§ **Description of the task**: The entries underneath need to be duplicated exactly, with none omitted.

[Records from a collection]
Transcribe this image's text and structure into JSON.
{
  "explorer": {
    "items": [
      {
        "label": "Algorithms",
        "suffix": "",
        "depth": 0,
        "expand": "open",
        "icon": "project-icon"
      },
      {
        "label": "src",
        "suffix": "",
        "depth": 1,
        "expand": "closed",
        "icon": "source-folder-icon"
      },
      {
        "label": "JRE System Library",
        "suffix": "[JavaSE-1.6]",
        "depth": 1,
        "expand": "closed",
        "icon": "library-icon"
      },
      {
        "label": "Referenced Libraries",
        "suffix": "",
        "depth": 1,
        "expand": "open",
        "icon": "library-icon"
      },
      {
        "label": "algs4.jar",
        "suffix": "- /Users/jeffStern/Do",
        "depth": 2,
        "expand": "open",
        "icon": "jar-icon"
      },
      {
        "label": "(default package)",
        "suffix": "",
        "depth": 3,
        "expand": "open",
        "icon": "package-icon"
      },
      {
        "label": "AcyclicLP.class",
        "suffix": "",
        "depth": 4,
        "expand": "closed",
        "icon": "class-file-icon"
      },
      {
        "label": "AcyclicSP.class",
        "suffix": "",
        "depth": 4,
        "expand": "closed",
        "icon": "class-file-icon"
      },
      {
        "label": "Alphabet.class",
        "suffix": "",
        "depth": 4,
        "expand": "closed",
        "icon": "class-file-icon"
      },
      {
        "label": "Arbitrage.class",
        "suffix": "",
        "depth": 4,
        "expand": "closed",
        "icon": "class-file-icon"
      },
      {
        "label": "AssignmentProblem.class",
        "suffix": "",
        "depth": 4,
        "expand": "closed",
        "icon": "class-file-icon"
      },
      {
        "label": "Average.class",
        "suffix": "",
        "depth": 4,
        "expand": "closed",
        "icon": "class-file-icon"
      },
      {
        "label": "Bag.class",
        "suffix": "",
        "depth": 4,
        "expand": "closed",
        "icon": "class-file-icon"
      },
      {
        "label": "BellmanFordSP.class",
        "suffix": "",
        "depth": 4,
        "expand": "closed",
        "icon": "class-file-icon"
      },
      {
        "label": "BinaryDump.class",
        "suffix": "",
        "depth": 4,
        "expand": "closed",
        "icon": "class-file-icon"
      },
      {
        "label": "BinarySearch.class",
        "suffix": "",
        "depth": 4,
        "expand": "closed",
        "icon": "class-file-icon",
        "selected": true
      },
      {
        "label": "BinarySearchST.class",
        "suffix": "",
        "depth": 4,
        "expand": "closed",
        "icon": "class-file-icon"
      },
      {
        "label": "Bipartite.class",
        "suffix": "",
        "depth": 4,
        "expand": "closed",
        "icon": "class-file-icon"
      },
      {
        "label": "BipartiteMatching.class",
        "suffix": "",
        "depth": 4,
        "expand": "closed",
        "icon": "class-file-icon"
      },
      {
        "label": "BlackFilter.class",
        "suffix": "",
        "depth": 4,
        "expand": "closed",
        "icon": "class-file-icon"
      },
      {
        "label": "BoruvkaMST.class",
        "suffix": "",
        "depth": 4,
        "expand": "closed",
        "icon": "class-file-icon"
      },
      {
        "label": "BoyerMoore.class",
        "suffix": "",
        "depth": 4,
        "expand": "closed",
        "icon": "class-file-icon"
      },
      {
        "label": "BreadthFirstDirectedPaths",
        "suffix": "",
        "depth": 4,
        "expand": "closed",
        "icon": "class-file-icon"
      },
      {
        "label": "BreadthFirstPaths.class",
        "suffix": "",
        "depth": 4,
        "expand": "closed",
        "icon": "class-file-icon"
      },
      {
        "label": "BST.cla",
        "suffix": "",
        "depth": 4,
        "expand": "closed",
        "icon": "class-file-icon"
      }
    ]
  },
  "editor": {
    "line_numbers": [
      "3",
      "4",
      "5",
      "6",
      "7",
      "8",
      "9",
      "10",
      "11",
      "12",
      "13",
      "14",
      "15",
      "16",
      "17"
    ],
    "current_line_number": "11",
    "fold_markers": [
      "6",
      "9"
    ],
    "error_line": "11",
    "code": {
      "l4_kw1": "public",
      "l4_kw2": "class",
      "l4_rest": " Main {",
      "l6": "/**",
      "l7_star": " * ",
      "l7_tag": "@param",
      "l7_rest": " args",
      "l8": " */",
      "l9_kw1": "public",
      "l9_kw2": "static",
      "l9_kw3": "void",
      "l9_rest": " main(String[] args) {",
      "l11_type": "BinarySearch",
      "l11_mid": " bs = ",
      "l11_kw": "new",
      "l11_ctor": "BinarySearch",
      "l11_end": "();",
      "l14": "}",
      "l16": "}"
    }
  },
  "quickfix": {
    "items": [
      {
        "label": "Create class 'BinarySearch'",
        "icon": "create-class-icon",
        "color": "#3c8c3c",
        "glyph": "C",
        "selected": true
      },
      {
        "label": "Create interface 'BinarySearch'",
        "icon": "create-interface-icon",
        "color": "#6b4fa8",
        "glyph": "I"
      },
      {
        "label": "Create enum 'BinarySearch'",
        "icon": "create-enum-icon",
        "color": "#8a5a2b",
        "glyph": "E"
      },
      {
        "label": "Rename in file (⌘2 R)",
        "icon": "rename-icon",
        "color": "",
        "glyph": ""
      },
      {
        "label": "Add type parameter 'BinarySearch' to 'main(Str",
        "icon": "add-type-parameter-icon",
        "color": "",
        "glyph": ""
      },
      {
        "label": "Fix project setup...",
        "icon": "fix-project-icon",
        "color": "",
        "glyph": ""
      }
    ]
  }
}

§ **Task solution**:
Transcribe this image's text and structure into JSON.
{
  "explorer": {
    "items": [
      {
        "label": "Algorithms",
        "suffix": "",
        "depth": 0,
        "expand": "open",
        "icon": "project-icon"
      },
      {
        "label": "src",
        "suffix": "",
        "depth": 1,
        "expand": "closed",
        "icon": "source-folder-icon"
      },
      {
        "label": "JRE System Library",
        "suffix": "[JavaSE-1.6]",
        "depth": 1,
        "expand": "closed",
        "icon": "library-icon"
      },
      {
        "label": "Referenced Libraries",
        "suffix": "",
        "depth": 1,
        "expand": "open",
        "icon": "library-icon"
      },
      {
        "label": "algs4.jar",
        "suffix": "- /Users/jeffStern/Do",
        "depth": 2,
        "expand": "open",
        "icon": "jar-icon"
      },
      {
        "label": "(default package)",
        "suffix": "",
        "depth": 3,
        "expand": "open",
        "icon": "package-icon"
      },
      {
        "label": "AcyclicLP.class",
        "suffix": "",
        "depth": 4,
        "expand": "closed",
        "icon": "class-file-icon"
      },
      {
        "label": "AcyclicSP.class",
        "suffix": "",
        "depth": 4,
        "expand": "closed",
        "icon": "class-file-icon"
      },
      {
        "label": "Alphabet.class",
        "suffix": "",
        "depth": 4,
        "expand": "closed",
        "icon": "class-file-icon"
      },
      {
        "label": "Arbitrage.class",
        "suffix": "",
        "depth": 4,
        "expand": "closed",
        "icon": "class-file-icon"
      },
      {
        "label": "AssignmentProblem.class",
        "suffix": "",
        "depth": 4,
        "expand": "closed",
        "icon": "class-file-icon"
      },
      {
        "label": "Average.class",
        "suffix": "",
        "depth": 4,
        "expand": "closed",
        "icon": "class-file-icon"
      },
      {
        "label": "Bag.class",
        "suffix": "",
        "depth": 4,
        "expand": "closed",
        "icon": "class-file-icon"
      },
      {
        "label": "BellmanFordSP.class",
        "suffix": "",
        "depth": 4,
        "expand": "closed",
        "icon": "class-file-icon"
      },
      {
        "label": "BinaryDump.class",
        "suffix": "",
        "depth": 4,
        "expand": "closed",
        "icon": "class-file-icon"
      },
      {
        "label": "BinarySearch.class",
        "suffix": "",
        "depth": 4,
        "expand": "closed",
        "icon": "class-file-icon",
        "selected": true
      },
      {
        "label": "BinarySearchST.class",
        "suffix": "",
        "depth": 4,
        "expand": "closed",
        "icon": "class-file-icon"
      },
      {
        "label": "Bipartite.class",
        "suffix": "",
        "depth": 4,
        "expand": "closed",
        "icon": "class-file-icon"
      },
      {
        "label": "BipartiteMatching.class",
        "suffix": "",
        "depth": 4,
        "expand": "closed",
        "icon": "class-file-icon"
      },
      {
        "label": "BlackFilter.class",
        "suffix": "",
        "depth": 4,
        "expand": "closed",
        "icon": "class-file-icon"
      },
      {
        "label": "BoruvkaMST.class",
        "suffix": "",
        "depth": 4,
        "expand": "closed",
        "icon": "class-file-icon"
      },
      {
        "label": "BoyerMoore.class",
        "suffix": "",
        "depth": 4,
        "expand": "closed",
        "icon": "class-file-icon"
      },
      {
        "label": "BreadthFirstDirectedPaths",
        "suffix": "",
        "depth": 4,
        "expand": "closed",
        "icon": "class-file-icon"
      },
      {
        "label": "BreadthFirstPaths.class",
        "suffix": "",
        "depth": 4,
        "expand": "closed",
        "icon": "class-file-icon"
      },
      {
        "label": "BST.cla",
        "suffix": "",
        "depth": 4,
        "expand": "closed",
        "icon": "class-file-icon"
      }
    ]
  },
  "editor": {
    "line_numbers": [
      "3",
      "4",
      "5",
      "6",
      "7",
      "8",
      "9",
      "10",
      "11",
      "12",
      "13",
      "14",
      "15",
      "16",
      "17"
    ],
    "current_line_number": "11",
    "fold_markers": [
      "6",
      "9"
    ],
    "error_line": "11",
    "code": {
      "l4_kw1": "public",
      "l4_kw2": "class",
      "l4_rest": " Main {",
      "l6": "/**",
      "l7_star": " * ",
      "l7_tag": "@param",
      "l7_rest": " args",
      "l8": " */",
      "l9_kw1": "public",
      "l9_kw2": "static",
      "l9_kw3": "void",
      "l9_rest": " main(String[] args) {",
      "l11_type": "BinarySearch",
      "l11_mid": " bs = ",
      "l11_kw": "new",
      "l11_ctor": "BinarySearch",
      "l11_end": "();",
      "l14": "}",
      "l16": "}"
    }
  },
  "quickfix": {
    "items": [
      {
        "label": "Create class 'BinarySearch'",
        "icon": "create-class-icon",
        "color": "#3c8c3c",
        "glyph": "C",
        "selected": true
      },
      {
        "label": "Create interface 'BinarySearch'",
        "icon": "create-interface-icon",
        "color": "#6b4fa8",
        "glyph": "I"
      },
      {
        "label": "Create enum 'BinarySearch'",
        "icon": "create-enum-icon",
        "color": "#8a5a2b",
        "glyph": "E"
      },
      {
        "label": "Rename in file (⌘2 R)",
        "icon": "rename-icon",
        "color": "",
        "glyph": ""
      },
      {
        "label": "Add type parameter 'BinarySearch' to 'main(Str",
        "icon": "add-type-parameter-icon",
        "color": "",
        "glyph": ""
      },
      {
        "label": "Fix project setup...",
        "icon": "fix-project-icon",
        "color": "",
        "glyph": ""
      }
    ]
  }
}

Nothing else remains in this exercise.